---------- Data supplied

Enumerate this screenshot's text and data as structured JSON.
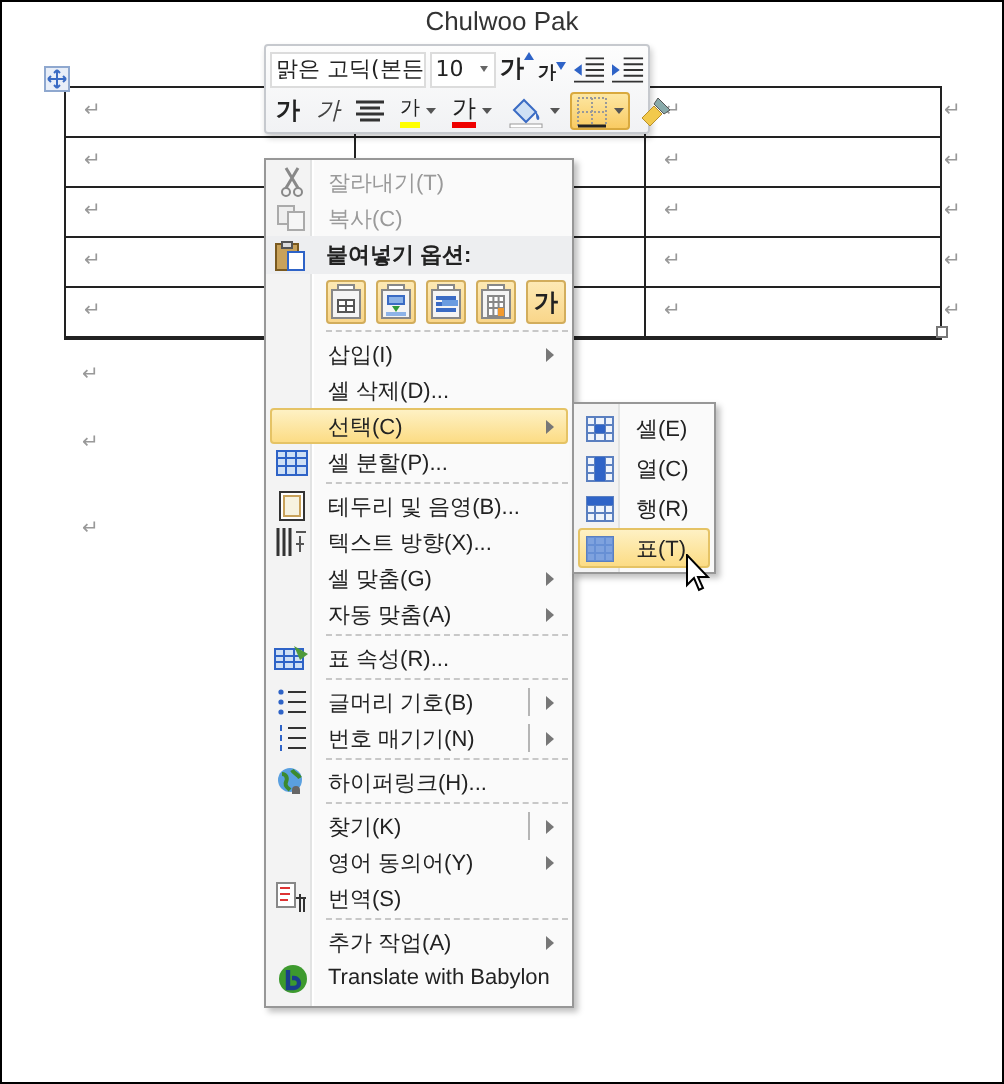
{
  "document": {
    "title": "Chulwoo Pak",
    "table": {
      "rows": [
        {
          "cells": [
            "↵",
            "↵"
          ],
          "end": "↵"
        },
        {
          "cells": [
            "↵",
            "↵"
          ],
          "end": "↵"
        },
        {
          "cells": [
            "↵",
            "↵"
          ],
          "end": "↵"
        },
        {
          "cells": [
            "↵",
            "↵"
          ],
          "end": "↵"
        },
        {
          "cells": [
            "↵",
            "↵"
          ],
          "end": "↵"
        }
      ]
    },
    "paragraphs": [
      "↵",
      "↵",
      "↵"
    ]
  },
  "mini_toolbar": {
    "font": {
      "value": "맑은 고딕(본든"
    },
    "size": {
      "value": "10"
    },
    "row1": [
      {
        "kind": "grow",
        "label": "가"
      },
      {
        "kind": "shrink",
        "label": "가"
      },
      {
        "kind": "outdent"
      },
      {
        "kind": "indent"
      }
    ],
    "row2": [
      {
        "kind": "bold",
        "label": "가",
        "dropdown": false,
        "selected": false
      },
      {
        "kind": "italic",
        "label": "가",
        "dropdown": false,
        "selected": false
      },
      {
        "kind": "center",
        "dropdown": false,
        "selected": false
      },
      {
        "kind": "highlight",
        "label": "가",
        "dropdown": true,
        "selected": false
      },
      {
        "kind": "font_color",
        "label": "가",
        "dropdown": true,
        "selected": false
      },
      {
        "kind": "shading",
        "dropdown": true,
        "selected": false
      },
      {
        "kind": "borders",
        "dropdown": true,
        "selected": true
      },
      {
        "kind": "painter",
        "dropdown": false,
        "selected": false
      }
    ]
  },
  "context_menu": {
    "items": [
      {
        "kind": "item",
        "label": "잘라내기(T)",
        "disabled": true,
        "selected": false,
        "submenu": false,
        "split": false
      },
      {
        "kind": "item",
        "label": "복사(C)",
        "disabled": true,
        "selected": false,
        "submenu": false,
        "split": false
      },
      {
        "kind": "header",
        "label": "붙여넣기 옵션:"
      },
      {
        "kind": "paste_options",
        "options": [
          {
            "kind": "table"
          },
          {
            "kind": "nest"
          },
          {
            "kind": "rows"
          },
          {
            "kind": "overwrite"
          },
          {
            "kind": "text",
            "label": "가"
          }
        ]
      },
      {
        "kind": "separator"
      },
      {
        "kind": "item",
        "label": "삽입(I)",
        "disabled": false,
        "selected": false,
        "submenu": true,
        "split": false
      },
      {
        "kind": "item",
        "label": "셀 삭제(D)...",
        "disabled": false,
        "selected": false,
        "submenu": false,
        "split": false
      },
      {
        "kind": "item",
        "label": "선택(C)",
        "disabled": false,
        "selected": true,
        "submenu": true,
        "split": false
      },
      {
        "kind": "item",
        "label": "셀 분할(P)...",
        "disabled": false,
        "selected": false,
        "submenu": false,
        "split": false
      },
      {
        "kind": "separator"
      },
      {
        "kind": "item",
        "label": "테두리 및 음영(B)...",
        "disabled": false,
        "selected": false,
        "submenu": false,
        "split": false
      },
      {
        "kind": "item",
        "label": "텍스트 방향(X)...",
        "disabled": false,
        "selected": false,
        "submenu": false,
        "split": false
      },
      {
        "kind": "item",
        "label": "셀 맞춤(G)",
        "disabled": false,
        "selected": false,
        "submenu": true,
        "split": false
      },
      {
        "kind": "item",
        "label": "자동 맞춤(A)",
        "disabled": false,
        "selected": false,
        "submenu": true,
        "split": false
      },
      {
        "kind": "separator"
      },
      {
        "kind": "item",
        "label": "표 속성(R)...",
        "disabled": false,
        "selected": false,
        "submenu": false,
        "split": false
      },
      {
        "kind": "separator"
      },
      {
        "kind": "item",
        "label": "글머리 기호(B)",
        "disabled": false,
        "selected": false,
        "submenu": true,
        "split": true
      },
      {
        "kind": "item",
        "label": "번호 매기기(N)",
        "disabled": false,
        "selected": false,
        "submenu": true,
        "split": true
      },
      {
        "kind": "separator"
      },
      {
        "kind": "item",
        "label": "하이퍼링크(H)...",
        "disabled": false,
        "selected": false,
        "submenu": false,
        "split": false
      },
      {
        "kind": "separator"
      },
      {
        "kind": "item",
        "label": "찾기(K)",
        "disabled": false,
        "selected": false,
        "submenu": true,
        "split": true
      },
      {
        "kind": "item",
        "label": "영어 동의어(Y)",
        "disabled": false,
        "selected": false,
        "submenu": true,
        "split": false
      },
      {
        "kind": "item",
        "label": "번역(S)",
        "disabled": false,
        "selected": false,
        "submenu": false,
        "split": false
      },
      {
        "kind": "separator"
      },
      {
        "kind": "item",
        "label": "추가 작업(A)",
        "disabled": false,
        "selected": false,
        "submenu": true,
        "split": false
      },
      {
        "kind": "item",
        "label": "Translate with Babylon",
        "disabled": false,
        "selected": false,
        "submenu": false,
        "split": false
      }
    ]
  },
  "submenu": {
    "items": [
      {
        "label": "셀(E)",
        "selected": false
      },
      {
        "label": "열(C)",
        "selected": false
      },
      {
        "label": "행(R)",
        "selected": false
      },
      {
        "label": "표(T)",
        "selected": true
      }
    ]
  }
}
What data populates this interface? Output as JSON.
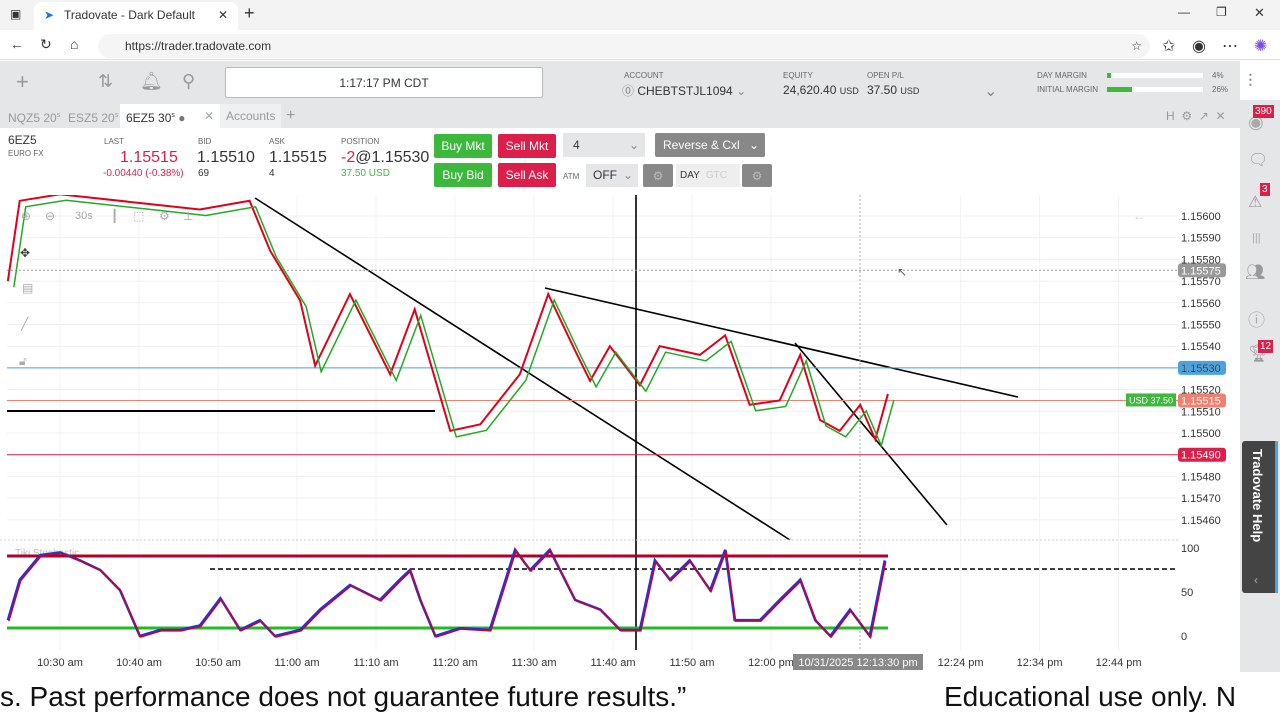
{
  "browser": {
    "tab_title": "Tradovate - Dark Default",
    "url": "https://trader.tradovate.com"
  },
  "topbar": {
    "clock": "1:17:17 PM CDT",
    "account_label": "ACCOUNT",
    "account": "CHEBTSTJL1094",
    "equity_label": "EQUITY",
    "equity": "24,620.40",
    "equity_ccy": "USD",
    "openpl_label": "OPEN P/L",
    "openpl": "37.50",
    "openpl_ccy": "USD",
    "day_margin_label": "DAY MARGIN",
    "day_margin": "4%",
    "day_margin_frac": 0.04,
    "init_margin_label": "INITIAL MARGIN",
    "init_margin": "26%",
    "init_margin_frac": 0.26
  },
  "tabs": [
    {
      "label": "NQZ5 20",
      "sup": "s"
    },
    {
      "label": "ESZ5 20",
      "sup": "s"
    },
    {
      "label": "6EZ5 30",
      "sup": "s"
    },
    {
      "label": "Accounts"
    }
  ],
  "window_icons": [
    "H",
    "⚙",
    "↗",
    "✕"
  ],
  "quote": {
    "symbol": "6EZ5",
    "name": "EURO FX",
    "last_label": "LAST",
    "last": "1.15515",
    "change": "-0.00440 (-0.38%)",
    "bid_label": "BID",
    "bid": "1.15510",
    "bid_size": "69",
    "ask_label": "ASK",
    "ask": "1.15515",
    "ask_size": "4",
    "pos_label": "POSITION",
    "pos_qty": "-2",
    "pos_price": "@1.15530",
    "pos_pl": "37.50 USD"
  },
  "orders": {
    "buy_mkt": "Buy Mkt",
    "sell_mkt": "Sell Mkt",
    "buy_bid": "Buy Bid",
    "sell_ask": "Sell Ask",
    "qty": "4",
    "reverse": "Reverse & Cxl",
    "atm_label": "ATM",
    "atm": "OFF",
    "day": "DAY",
    "gtc": "GTC"
  },
  "chart": {
    "interval": "30s",
    "indicator": "Tiki Stochastic",
    "price_ticks": [
      "1.15600",
      "1.15590",
      "1.15580",
      "1.15570",
      "1.15560",
      "1.15550",
      "1.15540",
      "1.15530",
      "1.15520",
      "1.15510",
      "1.15500",
      "1.15480",
      "1.15470",
      "1.15460"
    ],
    "markers": [
      {
        "label": "1.15575",
        "price": 1.15575,
        "color": "#999999"
      },
      {
        "label": "1.15530",
        "price": 1.1553,
        "color": "#4aa3df"
      },
      {
        "label": "1.15515",
        "price": 1.15515,
        "color": "#f08070"
      },
      {
        "label": "1.15490",
        "price": 1.1549,
        "color": "#dc1f4a"
      }
    ],
    "pl_tag": "USD 37.50",
    "stoch_ticks": [
      "100",
      "50",
      "0"
    ],
    "time_ticks": [
      "10:30 am",
      "10:40 am",
      "10:50 am",
      "11:00 am",
      "11:10 am",
      "11:20 am",
      "11:30 am",
      "11:40 am",
      "11:50 am",
      "12:00 pm",
      "12:24 pm",
      "12:34 pm",
      "12:44 pm"
    ],
    "crosshair_time": "10/31/2025 12:13:30 pm"
  },
  "chart_data": {
    "type": "line",
    "x_unit": "minutes after 10:00",
    "price": {
      "x": [
        23.4,
        24.9,
        30,
        47.7,
        54,
        56.6,
        60.4,
        62.3,
        66.7,
        71.8,
        74.9,
        79.4,
        83.2,
        88.2,
        91.8,
        95.2,
        97.1,
        99.6,
        103.4,
        105.9,
        111,
        114.2,
        117.3,
        121.1,
        123.7,
        126.2,
        128.7,
        131.3,
        133.2,
        134.8
      ],
      "y": [
        1.1557,
        1.15607,
        1.1561,
        1.15603,
        1.15607,
        1.15584,
        1.15561,
        1.15531,
        1.15564,
        1.15527,
        1.15557,
        1.15501,
        1.15504,
        1.15527,
        1.15564,
        1.15538,
        1.15524,
        1.1554,
        1.15522,
        1.1554,
        1.15536,
        1.15545,
        1.15513,
        1.15515,
        1.15536,
        1.15506,
        1.15501,
        1.15513,
        1.15497,
        1.15518
      ]
    },
    "stoch": {
      "x": [
        23.4,
        24.9,
        27.5,
        30,
        32.5,
        35.1,
        37.6,
        40.1,
        42.7,
        45.2,
        47.7,
        50.3,
        52.8,
        55.3,
        57.2,
        60.4,
        62.9,
        66.7,
        70.5,
        73,
        74.3,
        75.6,
        77.5,
        80.6,
        84.4,
        87.6,
        89.5,
        92,
        95.2,
        98.4,
        100.9,
        103.4,
        105.3,
        107.2,
        109.7,
        112.3,
        114.2,
        115.4,
        118.6,
        121.1,
        123.7,
        125.6,
        127.5,
        130,
        132.5,
        134.4
      ],
      "y": [
        18,
        64,
        92,
        95,
        86,
        75,
        52,
        0,
        7,
        7,
        12,
        43,
        7,
        18,
        0,
        7,
        30,
        58,
        41,
        64,
        75,
        41,
        0,
        9,
        7,
        98,
        75,
        98,
        41,
        30,
        7,
        7,
        86,
        64,
        86,
        52,
        98,
        18,
        18,
        41,
        64,
        18,
        0,
        30,
        0,
        86
      ]
    },
    "ylim": [
      1.1545,
      1.1561
    ]
  },
  "sidebar": {
    "badges": [
      "390",
      "3",
      "12"
    ],
    "help": "Tradovate Help"
  },
  "caption": {
    "left": "s. Past performance does not guarantee future results.”",
    "right": "Educational use only. N"
  }
}
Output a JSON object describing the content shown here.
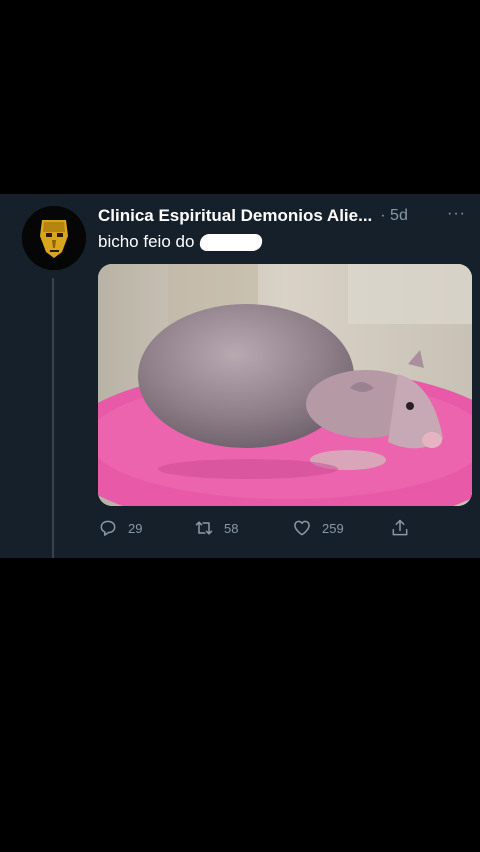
{
  "tweet": {
    "author_name": "Clinica Espiritual Demonios Alie...",
    "timestamp": "· 5d",
    "more_icon": "more-options-icon",
    "text": "bicho feio do",
    "media_description_icon": "tweet-photo",
    "actions": {
      "reply_count": "29",
      "retweet_count": "58",
      "like_count": "259"
    }
  },
  "colors": {
    "background": "#000000",
    "card": "#15202b",
    "text_primary": "#ffffff",
    "text_secondary": "#8899a6",
    "thread_line": "#38444d"
  }
}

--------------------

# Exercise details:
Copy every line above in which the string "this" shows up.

# Response below:
Enumerate this screenshot's text and data as structured JSON.
What data populates this interface? Output as JSON.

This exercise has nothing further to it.